Welcome To Panama
Known almost exclusively for its Canal, Panama is gifted with an abundance of natural and cultural wealth that often goes unnoticed. Despite having set aside over 25% of its landmass for national and marine parks and indigenous people, Panama’s native treasures have largely been ignored. This in large part, is due to the country’s focus and dependence on cruise ship travel, for which it is well known. In 2019, over 300,000 passengers were greeted, sealing the canal as the country’s primary tourist attraction. The construction of a new cruise port on the Pacific coast will further cement its importance.
Panama's historical landmarks remain well preserved and the focus of attention. Casco Antiguo, the historic district of Panama City, was designated a World Heritage Site in 1997. With its picturesque buildings, restaurants, expansive balconies, churches, ruins, and museums, the historic community of Casco Antiguo has become one of Panama’s most popular tourist destinations. Among the many meaningful structures, you’ll find the Metropolitan Cathedral, Municipal Palace, Church of San Francisco, National Theater, Colonial Hotel, French Park, French Embassy, Arco Chato, and Convento de Santo Domingo ruins. Casco Antiguo is also home to numerous upscale restaurants, bars, boutiques, hotels, and souvenir shops. Street vendors, primarily of indigenous descent, congregate on street corners where they sell paintings, molas, etc.
For outdoor enthusiasts looking for unbridled adventure, Panama has lots to offer. The country's 1,500+ miles of coastline are home to some of Latin America’s most beautiful, white-sand beaches, providing a backdrop for the region's finest surfing, scuba diving, snorkeling, and sport fishing. Blanketed with lush, verdant rainforest—spanning the full width of the isthmus—Panama boasts nearly 1,000 bird species and is a bird watcher's paradise. El Valle de Antón, Bocas del Toro, Boquete, Volcan, Cerro Punta, and, in particular, Pipeline Road, have become synonymous with birding. In the country’s western-most province, the Chiriqui and Chiriqui Viejo’s thundering rivers deliver world-class rafting and kayaking, and the famous Los Quetzales Trail guarantees hikers a memorable experience as they traverse the slopes of Baru Volcano.
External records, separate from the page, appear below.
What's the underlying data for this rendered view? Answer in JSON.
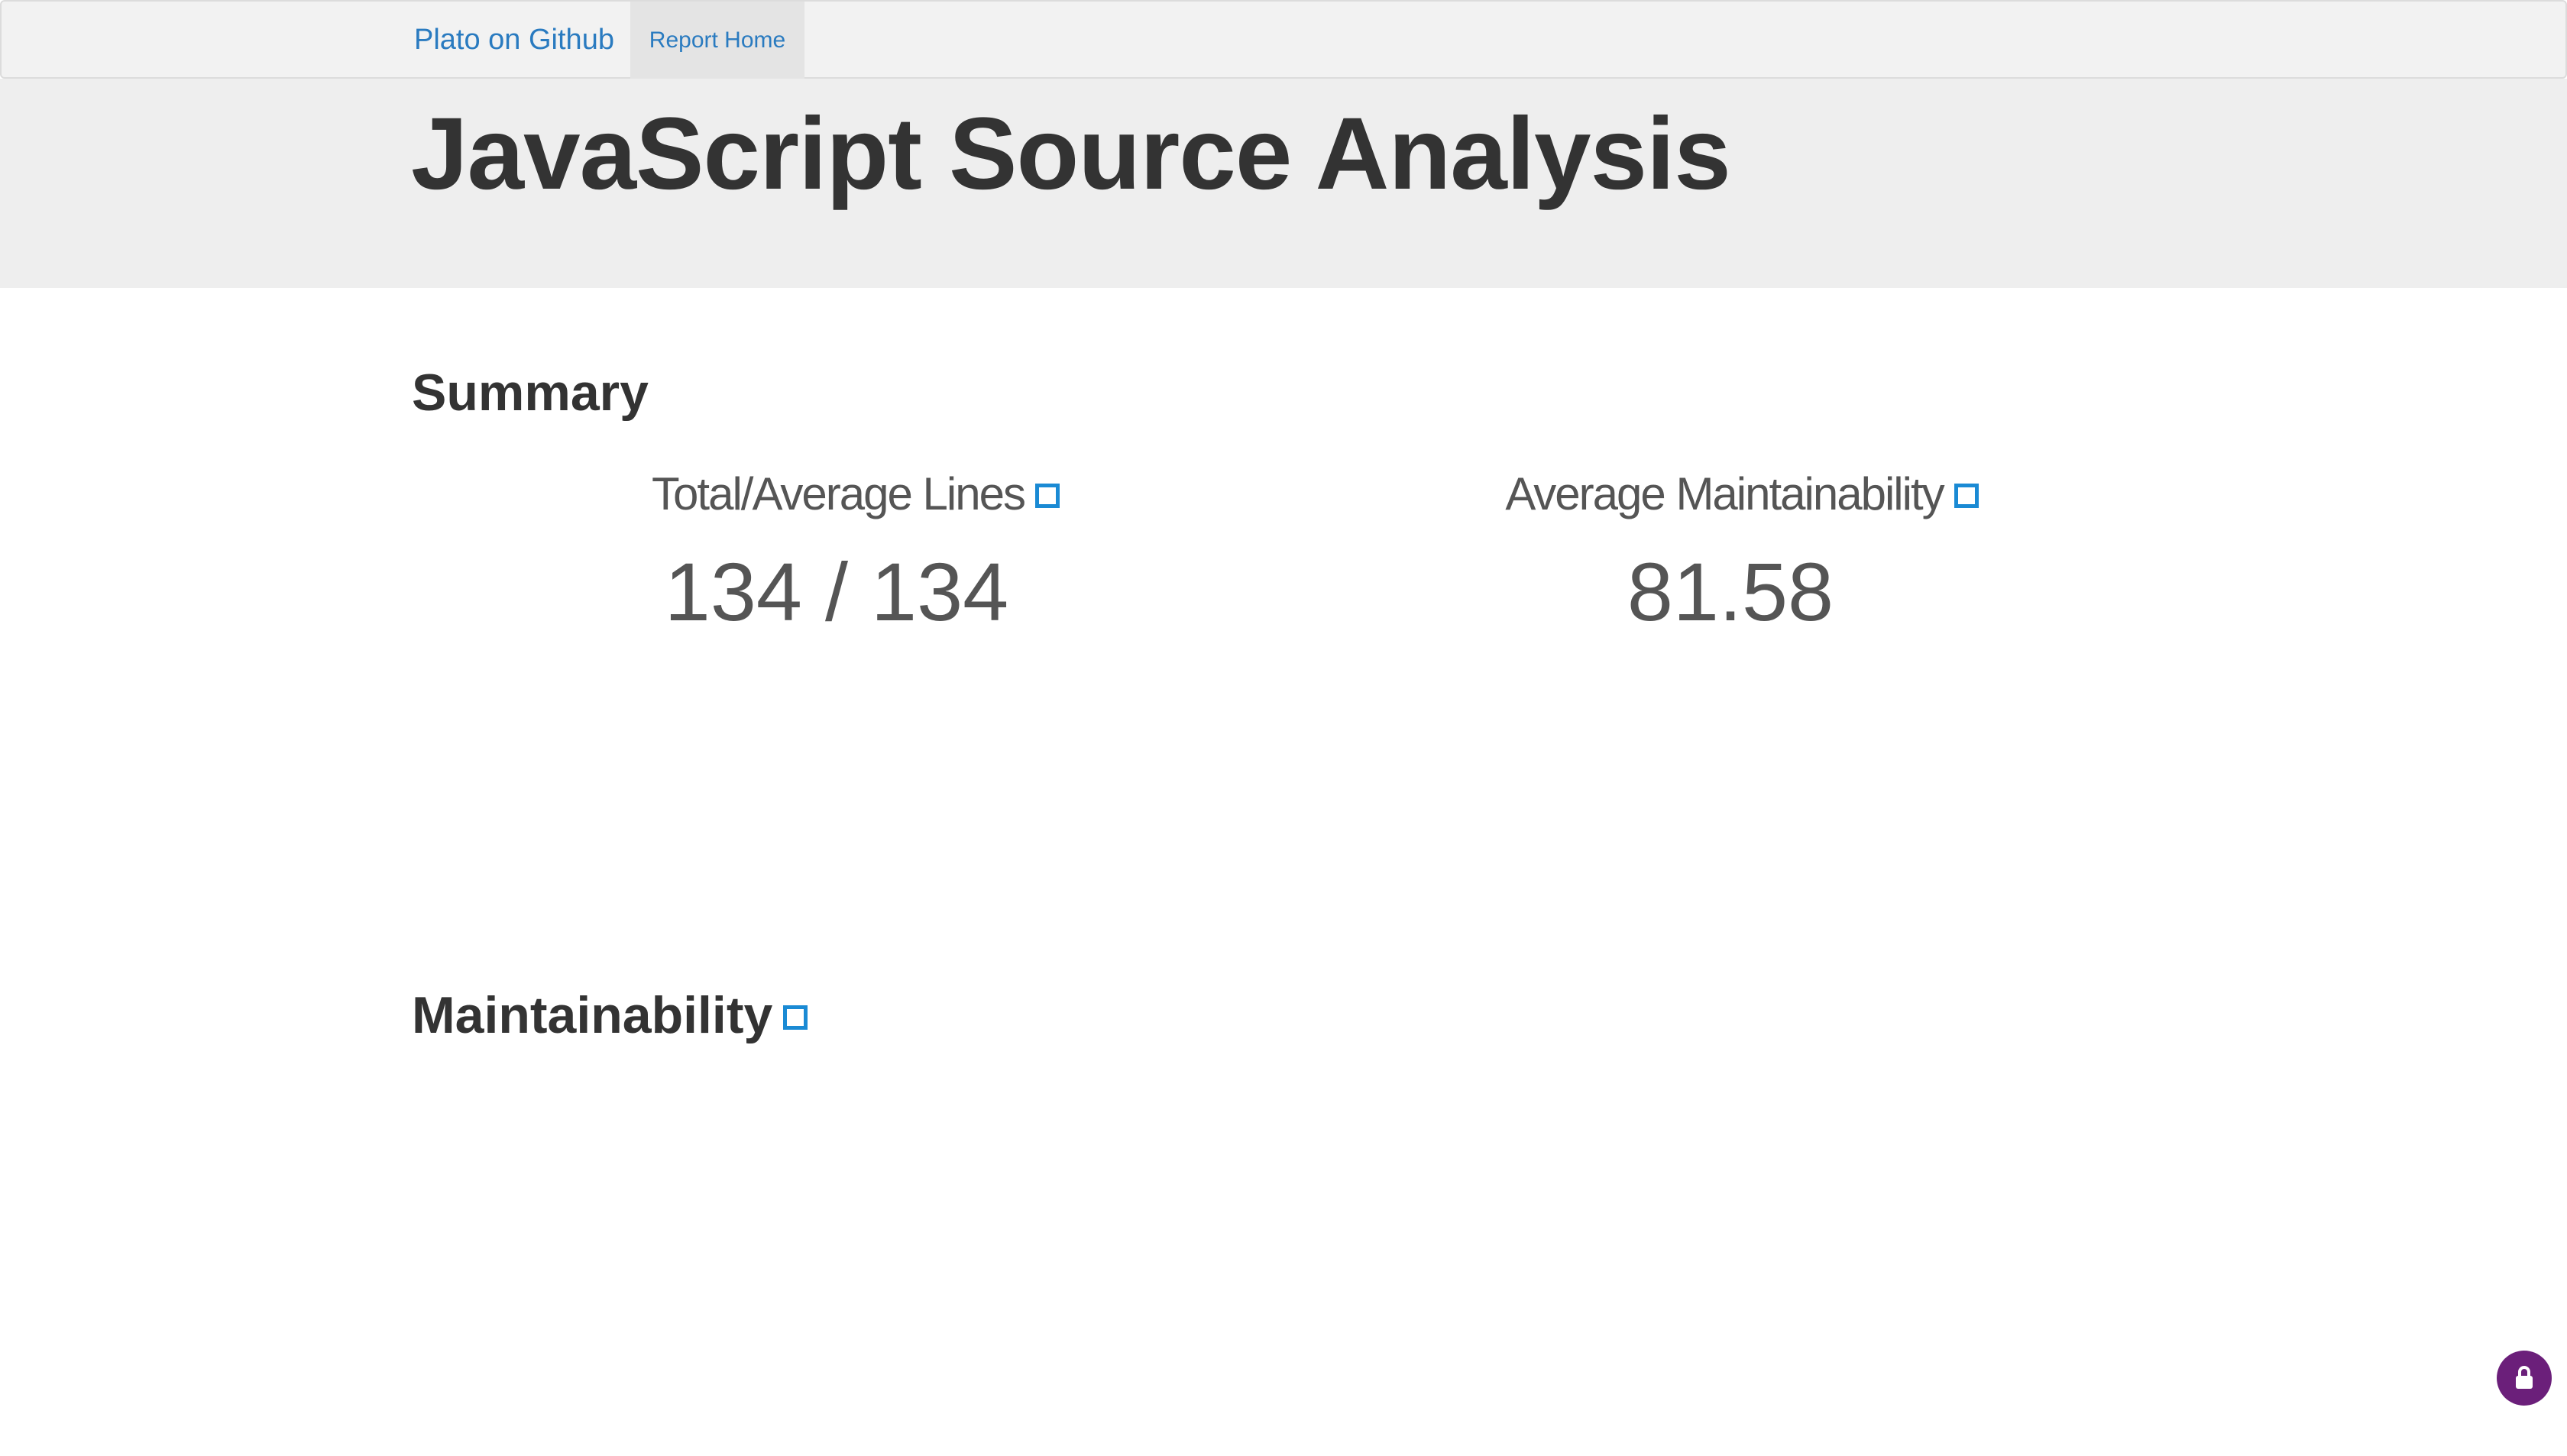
{
  "navbar": {
    "brand_label": "Plato on Github",
    "items": [
      {
        "label": "Report Home"
      }
    ]
  },
  "header": {
    "title": "JavaScript Source Analysis"
  },
  "summary": {
    "heading": "Summary",
    "stats": [
      {
        "label": "Total/Average Lines",
        "value": "134 / 134",
        "icon": "help-icon"
      },
      {
        "label": "Average Maintainability",
        "value": "81.58",
        "icon": "help-icon"
      }
    ]
  },
  "maintainability": {
    "heading": "Maintainability",
    "icon": "help-icon"
  },
  "colors": {
    "link": "#2a7bc0",
    "icon_border": "#1a8ad4",
    "badge": "#6b1f7a",
    "navbar_bg": "#f2f2f2",
    "jumbotron_bg": "#eeeeee"
  },
  "widgets": {
    "privacy_badge_icon": "lock-icon"
  }
}
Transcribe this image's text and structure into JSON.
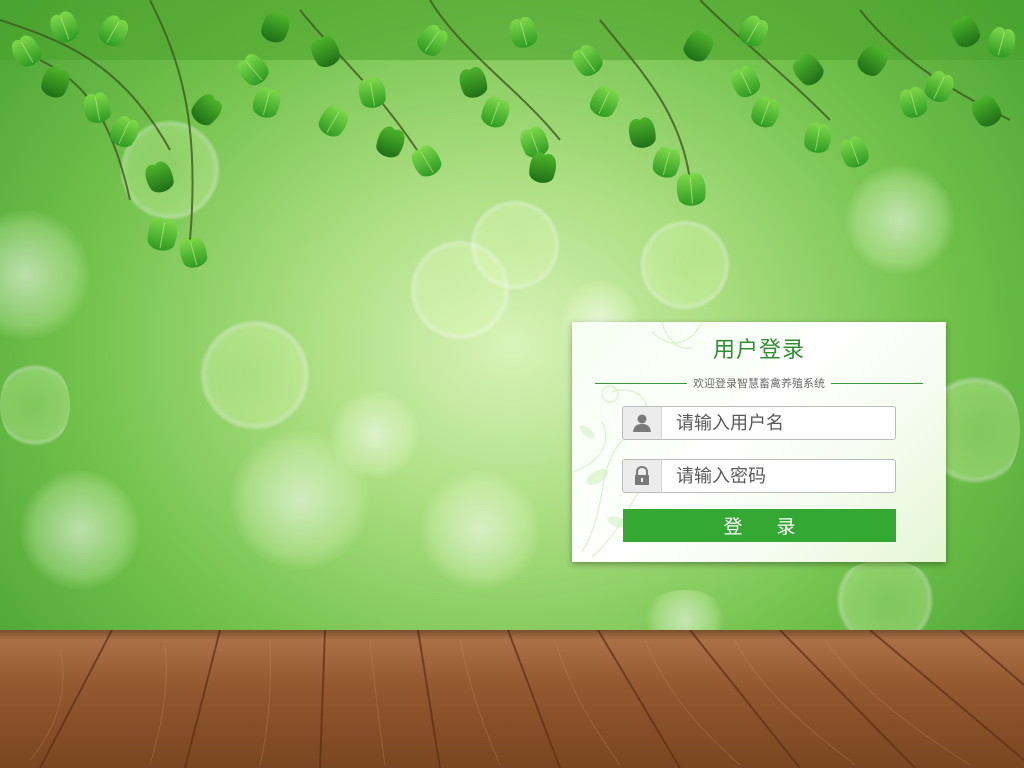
{
  "login": {
    "title": "用户登录",
    "subtitle": "欢迎登录智慧畜禽养殖系统",
    "username_placeholder": "请输入用户名",
    "password_placeholder": "请输入密码",
    "submit_label": "登 录"
  },
  "icons": {
    "username": "user-icon",
    "password": "lock-icon"
  },
  "colors": {
    "accent": "#34a832",
    "title": "#2f8f2f"
  }
}
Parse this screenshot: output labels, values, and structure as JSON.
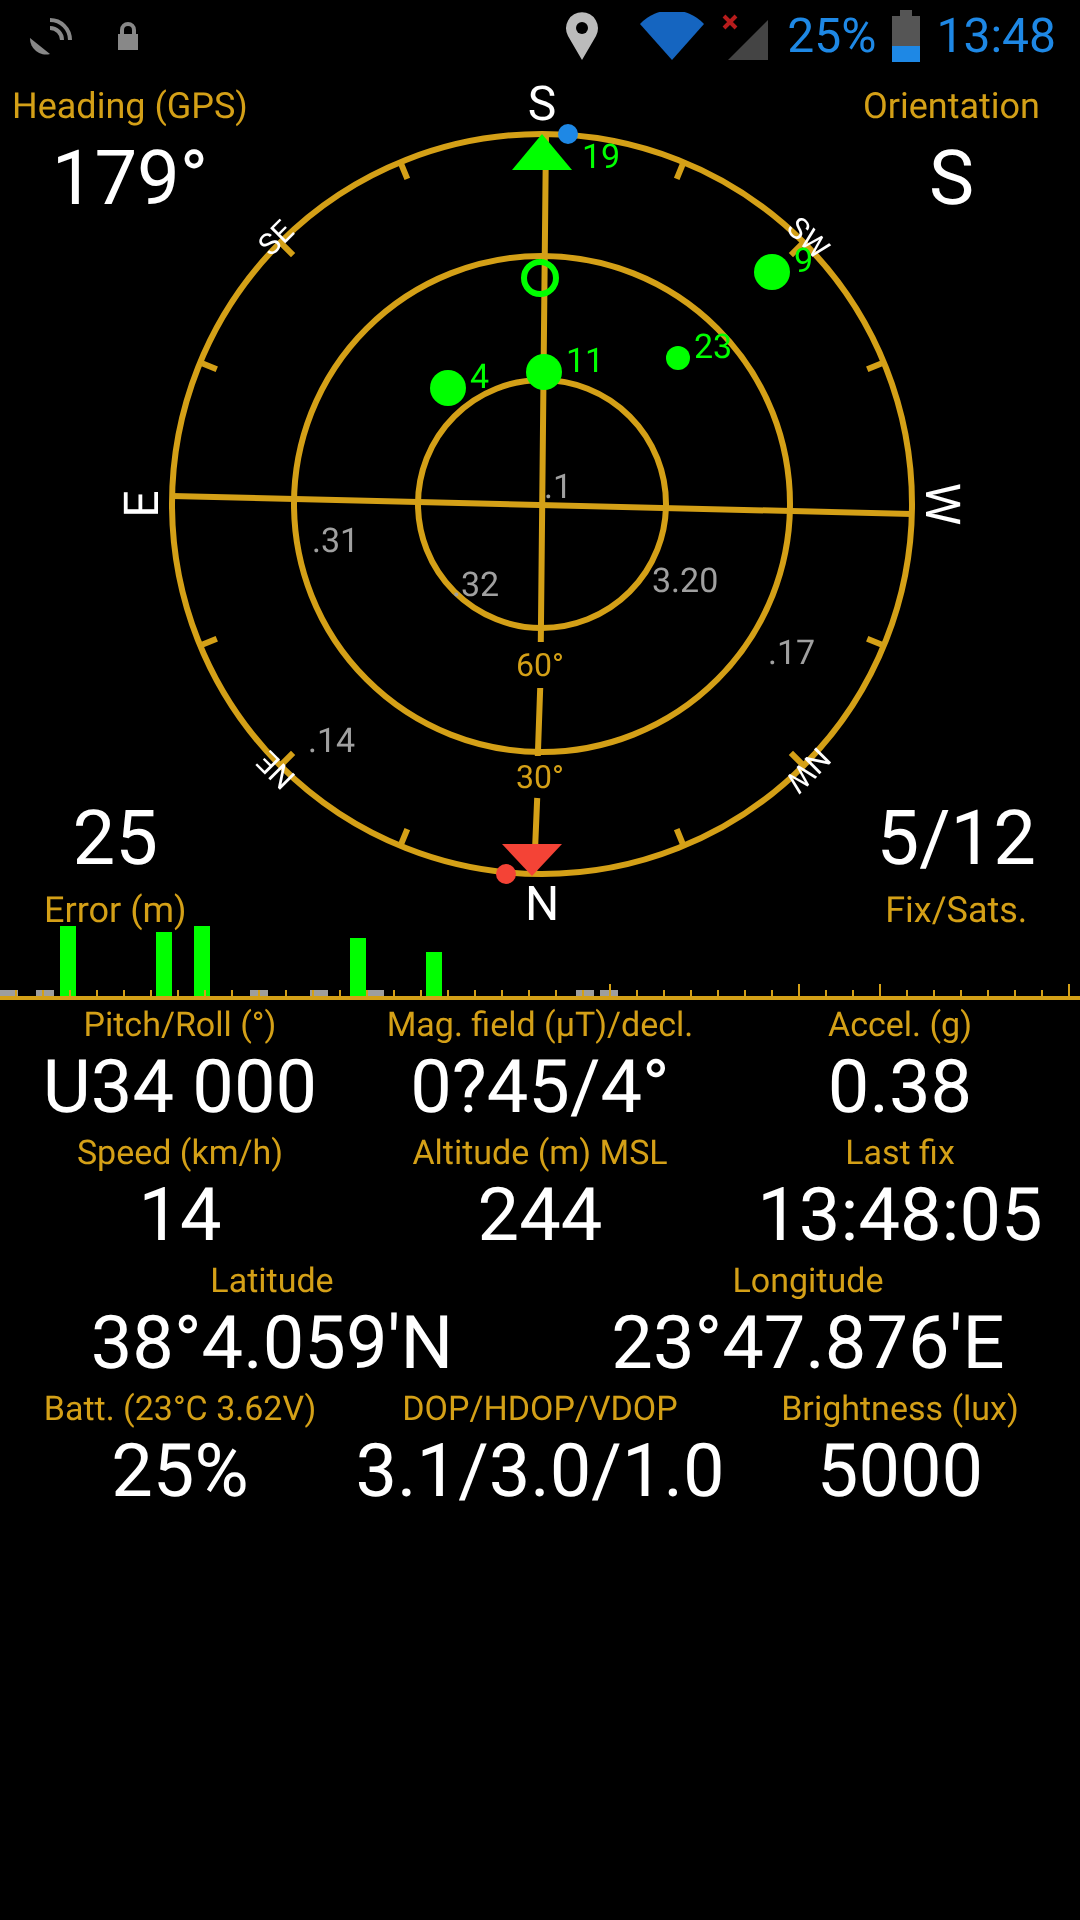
{
  "status_bar": {
    "battery_text": "25%",
    "time": "13:48"
  },
  "heading": {
    "label": "Heading (GPS)",
    "value": "179°"
  },
  "orientation": {
    "label": "Orientation",
    "value": "S"
  },
  "error": {
    "label": "Error (m)",
    "value": "25"
  },
  "fix": {
    "label": "Fix/Sats.",
    "value": "5/12"
  },
  "sky_plot": {
    "directions": [
      "S",
      "SW",
      "W",
      "NW",
      "N",
      "NE",
      "E",
      "SE"
    ],
    "ring_labels": [
      "60°",
      "30°"
    ],
    "satellites": [
      {
        "kind": "triangle",
        "label": "19",
        "color": "#00ff00"
      },
      {
        "kind": "dot",
        "color": "#1e88e5"
      },
      {
        "kind": "ring",
        "color": "#00ff00"
      },
      {
        "kind": "dot",
        "label": "4",
        "color": "#00ff00"
      },
      {
        "kind": "dot",
        "label": "11",
        "color": "#00ff00"
      },
      {
        "kind": "small",
        "label": "23",
        "color": "#00ff00"
      },
      {
        "kind": "dot",
        "label": "9",
        "color": "#00ff00"
      },
      {
        "kind": "label",
        "label": ".1",
        "color": "#a0a0a0"
      },
      {
        "kind": "label",
        "label": ".31",
        "color": "#a0a0a0"
      },
      {
        "kind": "label",
        "label": ".32",
        "color": "#a0a0a0"
      },
      {
        "kind": "label",
        "label": "3.20",
        "color": "#a0a0a0"
      },
      {
        "kind": "label",
        "label": ".17",
        "color": "#a0a0a0"
      },
      {
        "kind": "label",
        "label": ".14",
        "color": "#a0a0a0"
      },
      {
        "kind": "pointer",
        "color": "#f44336"
      },
      {
        "kind": "dot",
        "color": "#f44336"
      }
    ]
  },
  "readings": [
    [
      {
        "label": "Pitch/Roll (°)",
        "value": "U34 000"
      },
      {
        "label": "Mag. field (µT)/decl.",
        "value": "0?45/4°"
      },
      {
        "label": "Accel. (g)",
        "value": "0.38"
      }
    ],
    [
      {
        "label": "Speed (km/h)",
        "value": "14"
      },
      {
        "label": "Altitude (m) MSL",
        "value": "244"
      },
      {
        "label": "Last fix",
        "value": "13:48:05"
      }
    ],
    [
      {
        "label": "Latitude",
        "value": "38°4.059'N"
      },
      {
        "label": "Longitude",
        "value": "23°47.876'E"
      }
    ],
    [
      {
        "label": "Batt. (23°C 3.62V)",
        "value": "25%"
      },
      {
        "label": "DOP/HDOP/VDOP",
        "value": "3.1/3.0/1.0"
      },
      {
        "label": "Brightness (lux)",
        "value": "5000"
      }
    ]
  ]
}
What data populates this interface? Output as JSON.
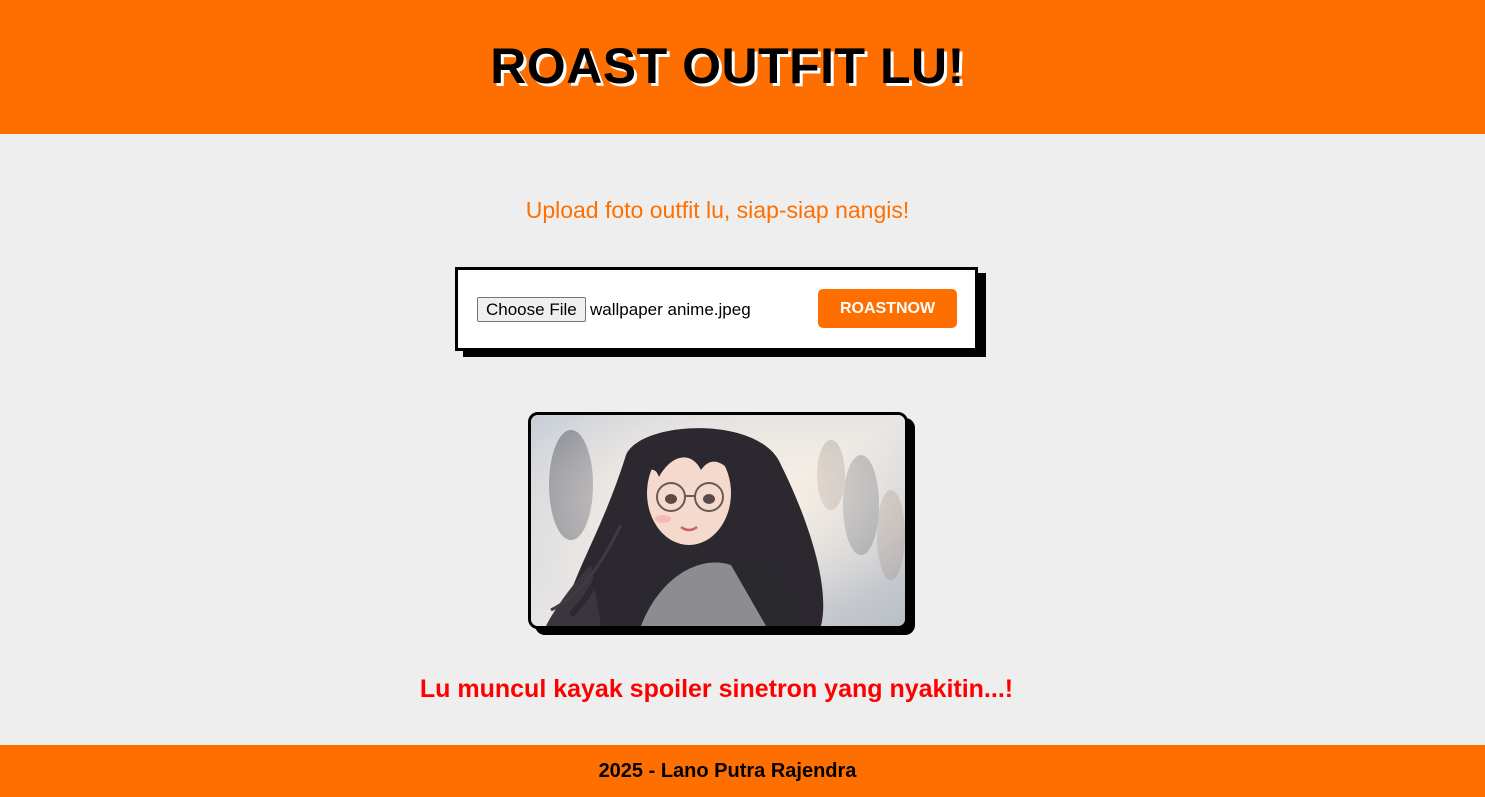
{
  "header": {
    "title": "ROAST OUTFIT LU!"
  },
  "main": {
    "subtitle": "Upload foto outfit lu, siap-siap nangis!",
    "upload": {
      "choose_file_label": "Choose File",
      "file_name": "wallpaper anime.jpeg",
      "roast_button_label": "ROASTNOW"
    },
    "preview": {
      "icon": "uploaded-outfit-image"
    },
    "result_text": "Lu muncul kayak spoiler sinetron yang nyakitin...!"
  },
  "footer": {
    "text": "2025 - Lano Putra Rajendra"
  },
  "colors": {
    "accent": "#ff6f00",
    "background": "#eeeeee",
    "result": "#ff0000"
  }
}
The Panama Canal is a fresh-water, lock-based canal measuring 50 miles in length and traversing north to northwest. Its water is obtained from a vast watershed that covers 1,150 sq miles and encompasses four different provinces: Cocle, Colon, Panama, and Panama West. Acting as a freshwater elevator, each vessel is lifted 85ft above sea level to reach the height of Gatun Lake, before being lowered back down to sea level on the Canal’s opposing side. This process is completed using a series of locks on both ends of the Canal. In 2016, two new sets of locks were inaugurated, allowing for the transit of larger ships.
Panama’s indigenous people, who comprise approximately 5-10% of the total population, still live on ancestral land, known as Comarcas, and cling to their traditional way of life. Guna Yala, or San Blas as it is most commonly known, has developed into one of Panama’s primary attractions. The Comarca’s 400+ islands, white sand beaches, and thatch-roofed huts lure tourists from around the globe. Famous for their beautiful, hand-knitted Molas, Gunas are a quiet, reserved, and hospital people, overly proud of and determined to preserve their culture and traditional, simple way of life.
Panama is comprised of 10 provinces (capitals are placed in brackets) — Bocas del Toro (Bocas del Toro), Chiriquí (David), Coclé (Penonomé), Colón (Colón), Darién (La Palma), Herrera (Chitré), Los Santos (Las Tablas), Panamá (Panamá), Panamá Oeste (La Chorrera), and Veraguas (Santiago de Veraguas).
In addition, there are three provincial-level Comarcas inhabited primarily by indigenous peoples — Guna Yala (San Blas), Ngübe-Buglé, and Emberá, the latter of which is separated into two distinct regions.